About 1,300 Syrian Jews have settled in Israel over these past two years; with the exception of 113 who came via Turkey, all had arrived in New York first. Another 500 or more are expected to make aliyah from New York in the coming months.
“We expect that the aliyah of Rabbi Hamra (last week) will encourage their aliyah to Israel,” said Gad Ben-Ari, head of the Jewish Agency’s delegation to America.
“With the arrival of the first Jews to Brooklyn, we started a wide effort to reach every family here, to help them make aliyah to Israel,” said Ben-Ari.
ISRAEL ENCOURAGED THEM TO MAKE ALIYAH
This included special Arabic-speaking emissaries, traveling to New York to make the argument for aliyah.
Because Assad had explicitly said that Syria’s Jews did not have permission to travel to Israel, the question of aliyah was one of great sensitivity.
“The first wave was not allowed to go to Israel, for security reasons basically. They were discouraged until mid-’93,” said Ballas of Bikur Cholim.
Jewish Agency officials also found them-selves competing with the assistance the Jewish community in America gave the newcomers here.
To help encourage Syrian Jews to make aliyah — and to indirectly compete with the resettlement assistance offered by the American Jewish groups — Israel increased the benefits being given to new Syrian immigrants to exceed those being offered Russian Jews, said one person familiar with the discussions among Jewish groups.
By early this year, Jewish groups in New York had become strongly supportive of the Jewish Agency aliyah efforts. At this point, people no longer feared that the aliyah would jeopardize the exodus — and it also became clear that American Jewish philanthropy could not afford the mounting costs of resettling the Syrians in New York.
CJF Associate Executive Vice President Richard Jacobs said the primary factors moving the community to support aliyah for the Syrians was their desire to be in Israel, and in some cases, to be reunited with their families in Israel.
But he said there was a financial component as well, particularly given the large Syrian families and low earning power of new immigrants. “Many of them will in fact be better off and have better opportunities in Israel,” he said.

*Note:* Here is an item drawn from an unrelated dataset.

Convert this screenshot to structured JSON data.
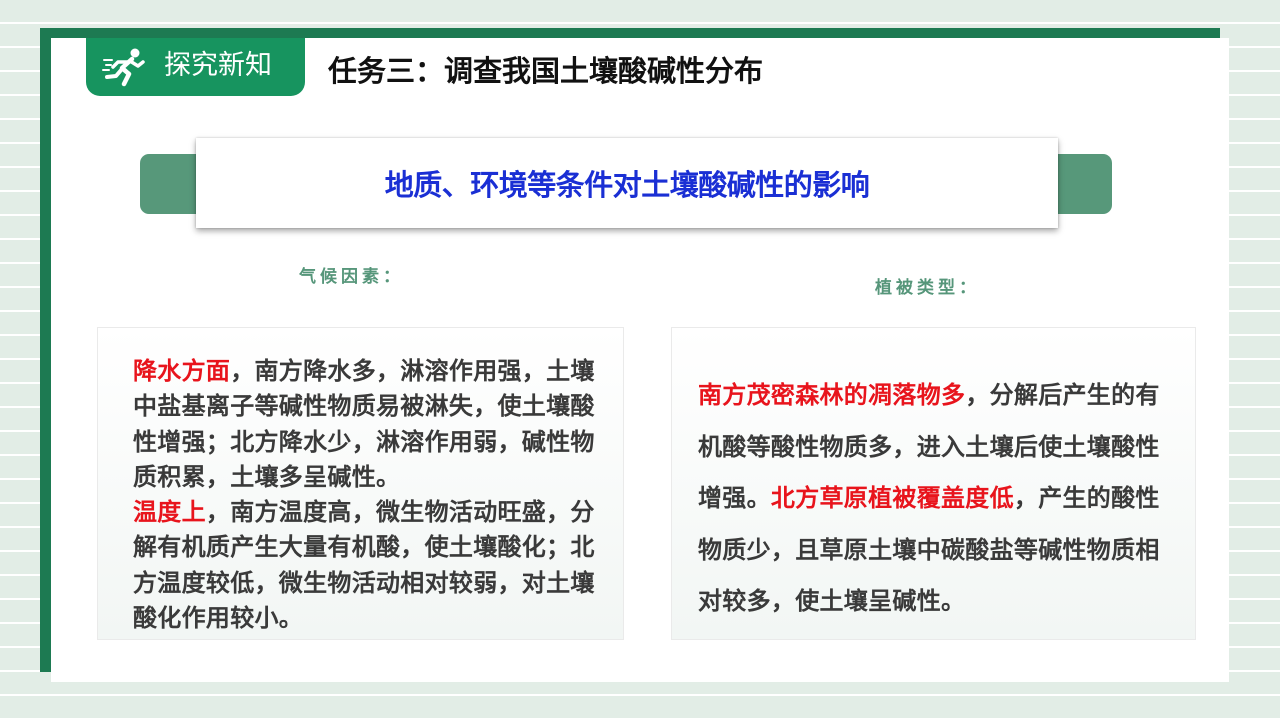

The Archive of the Jewish Telegraphic Agency includes articles published from 1923 to 2008. Archive stories reflect the journalistic standards and practices of the time they were published.